Discriminant Factors for Adolescent Sexual Offending: On the Usefulness of Considering both Victim Age and Sibling Incest
Référence bibliographique 
Joyal, Christian C., Carpentier, Julie et Martin, Caroline. 2016. «Discriminant Factors for Adolescent Sexual Offending: On the Usefulness of Considering both Victim Age and Sibling Incest ». Child Abuse & Neglect, vol. 54, p. 10-22.
Intentions : «The first goal of this study was to further investigate the pertinence of considering the age of the victim to describe subgroups of JSO [juvenile sexual offender], particularly by including the mixed-type category where offenders have both children and peer/adult victims. […] A second goal ofthis study was to determine the added value, if any, of considering the family relation with the victim in addition to the age of the victim as a factor.» (p. 12)
Échantillon/Matériau : «Data for the current study were obtained by reanalyzing a database described in details in Carpentier, Leclerc, and Proulx (2011). […] The sample was composed of 351 adolescents who were assessed between 1992 and 2002 relatively to hands-on sexual offenses against children, peers, and/or adults.» (p. 13)
Type de traitement des données : Analyse statistique
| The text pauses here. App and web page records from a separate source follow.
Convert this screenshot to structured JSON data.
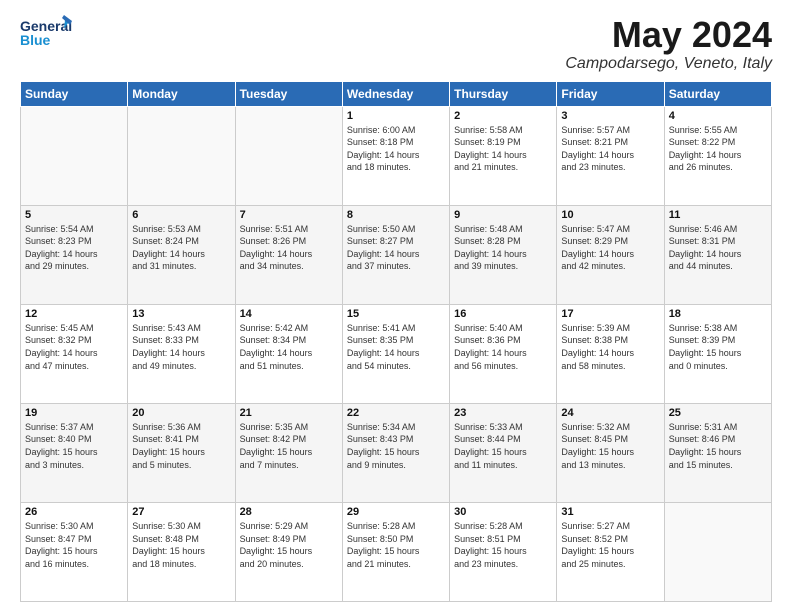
{
  "header": {
    "logo_line1": "General",
    "logo_line2": "Blue",
    "month_title": "May 2024",
    "location": "Campodarsego, Veneto, Italy"
  },
  "days_of_week": [
    "Sunday",
    "Monday",
    "Tuesday",
    "Wednesday",
    "Thursday",
    "Friday",
    "Saturday"
  ],
  "weeks": [
    [
      {
        "day": "",
        "info": ""
      },
      {
        "day": "",
        "info": ""
      },
      {
        "day": "",
        "info": ""
      },
      {
        "day": "1",
        "info": "Sunrise: 6:00 AM\nSunset: 8:18 PM\nDaylight: 14 hours\nand 18 minutes."
      },
      {
        "day": "2",
        "info": "Sunrise: 5:58 AM\nSunset: 8:19 PM\nDaylight: 14 hours\nand 21 minutes."
      },
      {
        "day": "3",
        "info": "Sunrise: 5:57 AM\nSunset: 8:21 PM\nDaylight: 14 hours\nand 23 minutes."
      },
      {
        "day": "4",
        "info": "Sunrise: 5:55 AM\nSunset: 8:22 PM\nDaylight: 14 hours\nand 26 minutes."
      }
    ],
    [
      {
        "day": "5",
        "info": "Sunrise: 5:54 AM\nSunset: 8:23 PM\nDaylight: 14 hours\nand 29 minutes."
      },
      {
        "day": "6",
        "info": "Sunrise: 5:53 AM\nSunset: 8:24 PM\nDaylight: 14 hours\nand 31 minutes."
      },
      {
        "day": "7",
        "info": "Sunrise: 5:51 AM\nSunset: 8:26 PM\nDaylight: 14 hours\nand 34 minutes."
      },
      {
        "day": "8",
        "info": "Sunrise: 5:50 AM\nSunset: 8:27 PM\nDaylight: 14 hours\nand 37 minutes."
      },
      {
        "day": "9",
        "info": "Sunrise: 5:48 AM\nSunset: 8:28 PM\nDaylight: 14 hours\nand 39 minutes."
      },
      {
        "day": "10",
        "info": "Sunrise: 5:47 AM\nSunset: 8:29 PM\nDaylight: 14 hours\nand 42 minutes."
      },
      {
        "day": "11",
        "info": "Sunrise: 5:46 AM\nSunset: 8:31 PM\nDaylight: 14 hours\nand 44 minutes."
      }
    ],
    [
      {
        "day": "12",
        "info": "Sunrise: 5:45 AM\nSunset: 8:32 PM\nDaylight: 14 hours\nand 47 minutes."
      },
      {
        "day": "13",
        "info": "Sunrise: 5:43 AM\nSunset: 8:33 PM\nDaylight: 14 hours\nand 49 minutes."
      },
      {
        "day": "14",
        "info": "Sunrise: 5:42 AM\nSunset: 8:34 PM\nDaylight: 14 hours\nand 51 minutes."
      },
      {
        "day": "15",
        "info": "Sunrise: 5:41 AM\nSunset: 8:35 PM\nDaylight: 14 hours\nand 54 minutes."
      },
      {
        "day": "16",
        "info": "Sunrise: 5:40 AM\nSunset: 8:36 PM\nDaylight: 14 hours\nand 56 minutes."
      },
      {
        "day": "17",
        "info": "Sunrise: 5:39 AM\nSunset: 8:38 PM\nDaylight: 14 hours\nand 58 minutes."
      },
      {
        "day": "18",
        "info": "Sunrise: 5:38 AM\nSunset: 8:39 PM\nDaylight: 15 hours\nand 0 minutes."
      }
    ],
    [
      {
        "day": "19",
        "info": "Sunrise: 5:37 AM\nSunset: 8:40 PM\nDaylight: 15 hours\nand 3 minutes."
      },
      {
        "day": "20",
        "info": "Sunrise: 5:36 AM\nSunset: 8:41 PM\nDaylight: 15 hours\nand 5 minutes."
      },
      {
        "day": "21",
        "info": "Sunrise: 5:35 AM\nSunset: 8:42 PM\nDaylight: 15 hours\nand 7 minutes."
      },
      {
        "day": "22",
        "info": "Sunrise: 5:34 AM\nSunset: 8:43 PM\nDaylight: 15 hours\nand 9 minutes."
      },
      {
        "day": "23",
        "info": "Sunrise: 5:33 AM\nSunset: 8:44 PM\nDaylight: 15 hours\nand 11 minutes."
      },
      {
        "day": "24",
        "info": "Sunrise: 5:32 AM\nSunset: 8:45 PM\nDaylight: 15 hours\nand 13 minutes."
      },
      {
        "day": "25",
        "info": "Sunrise: 5:31 AM\nSunset: 8:46 PM\nDaylight: 15 hours\nand 15 minutes."
      }
    ],
    [
      {
        "day": "26",
        "info": "Sunrise: 5:30 AM\nSunset: 8:47 PM\nDaylight: 15 hours\nand 16 minutes."
      },
      {
        "day": "27",
        "info": "Sunrise: 5:30 AM\nSunset: 8:48 PM\nDaylight: 15 hours\nand 18 minutes."
      },
      {
        "day": "28",
        "info": "Sunrise: 5:29 AM\nSunset: 8:49 PM\nDaylight: 15 hours\nand 20 minutes."
      },
      {
        "day": "29",
        "info": "Sunrise: 5:28 AM\nSunset: 8:50 PM\nDaylight: 15 hours\nand 21 minutes."
      },
      {
        "day": "30",
        "info": "Sunrise: 5:28 AM\nSunset: 8:51 PM\nDaylight: 15 hours\nand 23 minutes."
      },
      {
        "day": "31",
        "info": "Sunrise: 5:27 AM\nSunset: 8:52 PM\nDaylight: 15 hours\nand 25 minutes."
      },
      {
        "day": "",
        "info": ""
      }
    ]
  ]
}
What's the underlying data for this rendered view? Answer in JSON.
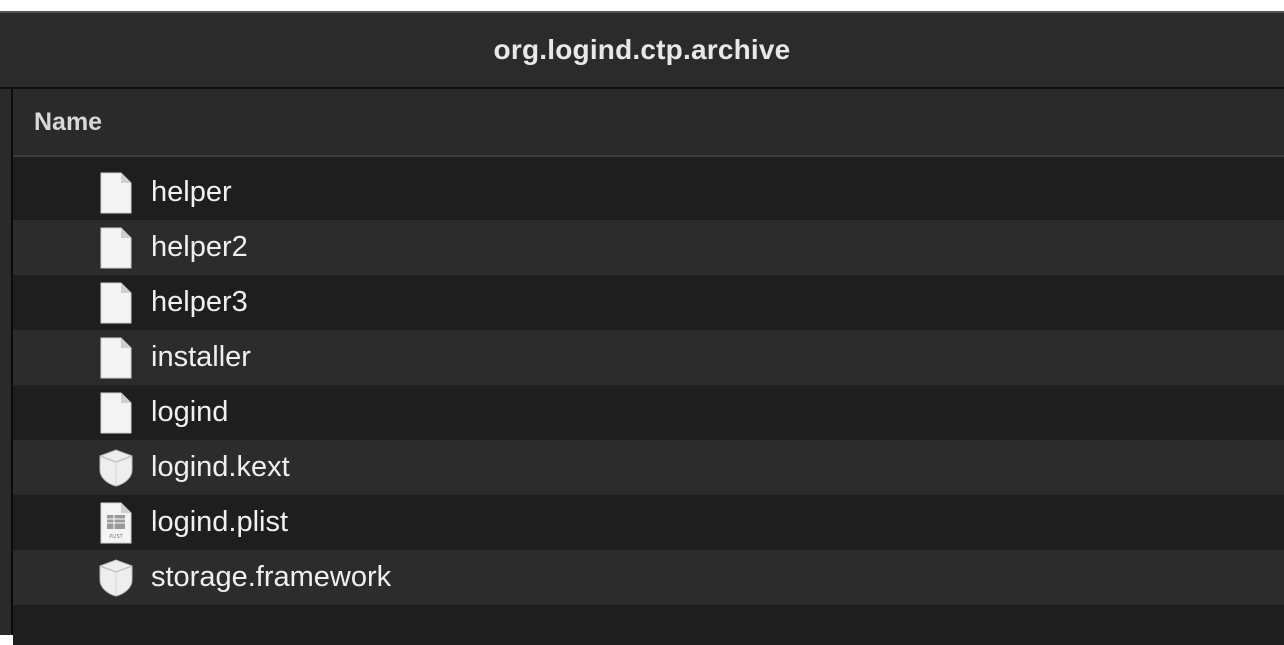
{
  "window": {
    "title": "org.logind.ctp.archive"
  },
  "list": {
    "column_header": "Name",
    "items": [
      {
        "name": "helper",
        "icon": "document-icon"
      },
      {
        "name": "helper2",
        "icon": "document-icon"
      },
      {
        "name": "helper3",
        "icon": "document-icon"
      },
      {
        "name": "installer",
        "icon": "document-icon"
      },
      {
        "name": "logind",
        "icon": "document-icon"
      },
      {
        "name": "logind.kext",
        "icon": "bundle-icon"
      },
      {
        "name": "logind.plist",
        "icon": "plist-icon"
      },
      {
        "name": "storage.framework",
        "icon": "bundle-icon"
      }
    ],
    "plist_icon_caption": "PLIST"
  },
  "colors": {
    "window_bg": "#1e1e1e",
    "titlebar_bg": "#2b2b2b",
    "row_alt_bg": "#2c2c2c",
    "text": "#f0f0f0"
  }
}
«[I]t proved useful to isolate incest cases because the magnitude of differences was generally stronger when JSO of extra-familial children were compared with JSO of extra-familial peers/adults. In opposition the victim age factor lost its discriminative value among sibling incest JSO. That is, no significant differences were found on any dependent variables besides victim gender when comparing sibling incest JSO of children and sibling incest JSO of peers (all effect sizes for these comparisons were statistically and clinically null). Second, as previously proposed by Tidefors and colleagues (2010), a consideration for sibling incest proved to be useful by itself. Multivariate analyses confirmed, in line with hypothesis 4, that sibling incest JSO were more likely to have suffered from sexual and physical child abuse than both JSO with extra-familial child victims and JSO with extra-familial peer victims, although the difference for sexual abuse with the latter subgroup was not significant after the Bonferroni corrections (p = .02), and the effect size was only approaching significance (.16). Therefore, our study suggests that the offender’s own childhood victimization is more strongly related to the family relation factor than the age of the victim. Nearly half of sibling incest JSO were victims of physical and/or sexual childhood abuse.» (p. 19-20)